Having been dragged before state and municipal lawmakers in recent weeks to testify about a lack of reliability in its electricity delivery, Pepco now faces losing its right to operate in Maryland.

A group of state lawmakers has introduced a bill to look at whether the power outage problem that has plagued Pepco and its customers since last year is tantamount to the company abandoning its franchise to operate in Maryland. The house bill dovetails with efforts by the Montgomery County Council to wrest control of electric service from Pepco. The council is considering moving to a public power arrangement where electricity is delivered by a utility set up and overseen by local government.

Del. Bill Frick, a Montgomery County Democrat, and 13 other lawmakers introduced HB 1110 on Friday that would require state regulators to hold hearings on Pepco and its right to operate in Maryland. The bill calls for hearings to begin in September, with the Maryland Public Service Commission making a decision by Dec. 1 on whether the power company has “abandoned or constructively abandoned its franchise as an electric company.”

Frick said having the PSC review the matter was proper procedure, but he was confident the agency could arrive at only one conclusion.

“I view this as a closed question that Pepco has abandoned its franchise,” Frick said. “Pepco has forfeited its right to this monopoly.”

If Pepco is found to have abandoned its franchise, that franchise could be transferred to another operator.

“It’s the only monopoly that’s able to fail this big, and for this long,” Frick said. “The only reason Pepco even has customers is because they don’t have any competition.”

Last Tuesday, Pepco executives, along with those from Baltimore Gas & Electric Co. and Allegheny Power were in Annapolis to testify before the House Economic Matters Committee. Committee members grilled Pepco officials for the power outages and for lack of progress in addressing the problem.

Pepco has been called to task for how it handled summer and winter storms in 2010 that left tens of thousands of customers without power, often for multiple days. Joseph M. Rigby, president and CEO of Pepco Holdings Inc., Pepco’s parent company, has testified before the PSC already this year, as well as before the Montgomery County Council, that the company is undertaking a $574 million, multi-year “Six-Point Reliability Enhancement Plan” that will upgrade infrastructure and increase spending on tree-trimming to prevent downed power lines from fallen trees and branches.

“While no utility can guarantee there won’t be outages when ice, wind and trees rip down power lines, we will not accept gaps in our own operations that add to customer frustration and inconvenience,” Rigby wrote in an open letter to customers.

Rigby said last week he would not take nearly $900,000 in bonuses because of Pepco’s performance.

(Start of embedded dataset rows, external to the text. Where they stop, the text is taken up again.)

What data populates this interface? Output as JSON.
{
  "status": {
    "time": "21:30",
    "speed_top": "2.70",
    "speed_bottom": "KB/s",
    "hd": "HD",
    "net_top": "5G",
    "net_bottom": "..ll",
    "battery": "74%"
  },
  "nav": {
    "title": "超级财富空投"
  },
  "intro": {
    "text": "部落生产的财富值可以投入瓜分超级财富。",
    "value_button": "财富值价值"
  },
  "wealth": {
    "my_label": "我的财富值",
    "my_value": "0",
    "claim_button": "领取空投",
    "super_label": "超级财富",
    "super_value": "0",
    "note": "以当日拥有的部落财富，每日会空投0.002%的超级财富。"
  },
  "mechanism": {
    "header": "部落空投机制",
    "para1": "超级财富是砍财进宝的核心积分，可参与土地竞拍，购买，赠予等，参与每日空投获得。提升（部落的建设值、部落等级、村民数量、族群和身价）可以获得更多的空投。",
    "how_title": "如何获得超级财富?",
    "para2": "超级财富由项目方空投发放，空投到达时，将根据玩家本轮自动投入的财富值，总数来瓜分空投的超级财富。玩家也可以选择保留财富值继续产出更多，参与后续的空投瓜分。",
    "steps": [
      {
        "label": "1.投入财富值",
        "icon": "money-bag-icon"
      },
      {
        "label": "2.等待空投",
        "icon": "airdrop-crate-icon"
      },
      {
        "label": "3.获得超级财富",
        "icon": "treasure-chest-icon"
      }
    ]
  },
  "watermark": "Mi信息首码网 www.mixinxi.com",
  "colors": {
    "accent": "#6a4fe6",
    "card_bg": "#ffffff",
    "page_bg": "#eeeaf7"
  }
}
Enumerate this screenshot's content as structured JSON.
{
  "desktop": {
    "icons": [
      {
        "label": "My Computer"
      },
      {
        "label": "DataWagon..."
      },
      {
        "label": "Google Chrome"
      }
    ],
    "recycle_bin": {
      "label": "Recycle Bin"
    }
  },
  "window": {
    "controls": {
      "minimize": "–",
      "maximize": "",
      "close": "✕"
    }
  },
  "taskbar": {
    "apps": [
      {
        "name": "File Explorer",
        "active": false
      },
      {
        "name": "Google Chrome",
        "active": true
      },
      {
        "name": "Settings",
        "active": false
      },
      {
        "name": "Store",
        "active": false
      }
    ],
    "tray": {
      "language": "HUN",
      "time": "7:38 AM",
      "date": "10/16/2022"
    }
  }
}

Lawmakers representing one of Pepco’s most crucial service areas have also taken the first steps in a plan that would strip Pepco of its monopoly. On Monday, eight of the nine Montgomery County Council members signed off on a memo tasking the county attorney to look at the legality and procedure for implementing a public power model in the county.

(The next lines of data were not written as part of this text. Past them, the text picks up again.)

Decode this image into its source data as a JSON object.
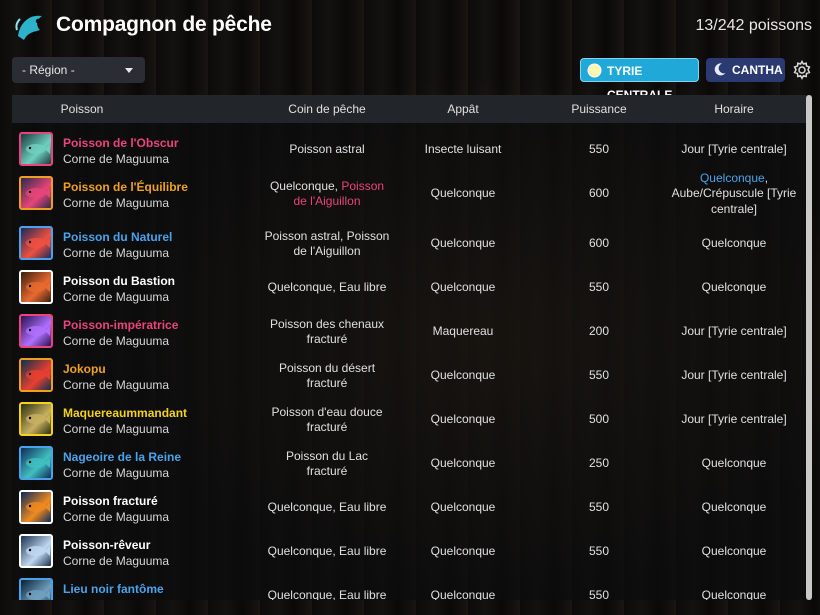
{
  "header": {
    "title": "Compagnon de pêche",
    "count": "13/242 poissons"
  },
  "filters": {
    "region": "- Région -",
    "tyrie": "TYRIE CENTRALE",
    "cantha": "CANTHA"
  },
  "columns": [
    "Poisson",
    "Coin de pêche",
    "Appât",
    "Puissance",
    "Horaire"
  ],
  "rows": [
    {
      "name": "Poisson de l'Obscur",
      "name_color": "#e8457a",
      "border": "#e8457a",
      "loc": "Corne de Maguuma",
      "spot": "Poisson astral",
      "bait": "Insecte luisant",
      "power": "550",
      "time": "Jour [Tyrie centrale]"
    },
    {
      "name": "Poisson de l'Équilibre",
      "name_color": "#f0a020",
      "border": "#f0a020",
      "loc": "Corne de Maguuma",
      "spot_a": "Quelconque, ",
      "spot_b": "Poisson de l'Aiguillon",
      "bait": "Quelconque",
      "power": "600",
      "time_a": "Quelconque",
      "time_b": ", Aube/Crépuscule [Tyrie centrale]"
    },
    {
      "name": "Poisson du Naturel",
      "name_color": "#4aa3ea",
      "border": "#4aa3ea",
      "loc": "Corne de Maguuma",
      "spot": "Poisson astral, Poisson de l'Aiguillon",
      "bait": "Quelconque",
      "power": "600",
      "time": "Quelconque"
    },
    {
      "name": "Poisson du Bastion",
      "name_color": "#ffffff",
      "border": "#ffffff",
      "loc": "Corne de Maguuma",
      "spot": "Quelconque, Eau libre",
      "bait": "Quelconque",
      "power": "550",
      "time": "Quelconque"
    },
    {
      "name": "Poisson-impératrice",
      "name_color": "#e8457a",
      "border": "#e8457a",
      "loc": "Corne de Maguuma",
      "spot": "Poisson des chenaux fracturé",
      "bait": "Maquereau",
      "power": "200",
      "time": "Jour [Tyrie centrale]"
    },
    {
      "name": "Jokopu",
      "name_color": "#f0a020",
      "border": "#f0a020",
      "loc": "Corne de Maguuma",
      "spot": "Poisson du désert fracturé",
      "bait": "Quelconque",
      "power": "550",
      "time": "Jour [Tyrie centrale]"
    },
    {
      "name": "Maquereaummandant",
      "name_color": "#f2d21a",
      "border": "#f2d21a",
      "loc": "Corne de Maguuma",
      "spot": "Poisson d'eau douce fracturé",
      "bait": "Quelconque",
      "power": "500",
      "time": "Jour [Tyrie centrale]"
    },
    {
      "name": "Nageoire de la Reine",
      "name_color": "#4aa3ea",
      "border": "#4aa3ea",
      "loc": "Corne de Maguuma",
      "spot": "Poisson du Lac fracturé",
      "bait": "Quelconque",
      "power": "250",
      "time": "Quelconque"
    },
    {
      "name": "Poisson fracturé",
      "name_color": "#ffffff",
      "border": "#ffffff",
      "loc": "Corne de Maguuma",
      "spot": "Quelconque, Eau libre",
      "bait": "Quelconque",
      "power": "550",
      "time": "Quelconque"
    },
    {
      "name": "Poisson-rêveur",
      "name_color": "#ffffff",
      "border": "#ffffff",
      "loc": "Corne de Maguuma",
      "spot": "Quelconque, Eau libre",
      "bait": "Quelconque",
      "power": "550",
      "time": "Quelconque"
    },
    {
      "name": "Lieu noir fantôme",
      "name_color": "#4aa3ea",
      "border": "#4aa3ea",
      "loc": "Corne de Maguuma",
      "spot": "Quelconque, Eau libre",
      "bait": "Quelconque",
      "power": "550",
      "time": "Quelconque"
    }
  ]
}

“Our residents have endured the total failure of both Pepco and the regulatory system that is supposed to protect us for far too long,” wrote Montgomery County Council Vice President Roger Berliner in the memo. “The cost to our county of this twin failure has yet to be fully quantified — but its cost to our public health, safety, economy, competitiveness and general well being is almost incalculable.”

A Pepco spokeswoman did not respond to a request for comment.

The public power model is a throwback to the days before deregulation where power service would be handled by a department of government just like water or solid waste service. In Maryland, five communities — Easton, Berlin, Thurmont, Williamsport and Hagerstown — still own and operate their own power companies, just as they have in the decades preceding deregulation.

Municipal power utilities in Maryland own their wires and infrastructures and are regulated by the Public Service Commission. They operate as nonprofits as opposed to for-profit investor-owned utilities like Pepco.

Shares of Pepco closed at $18.72, up 1 cent, in New York Stock Exchange trading on Tuesday.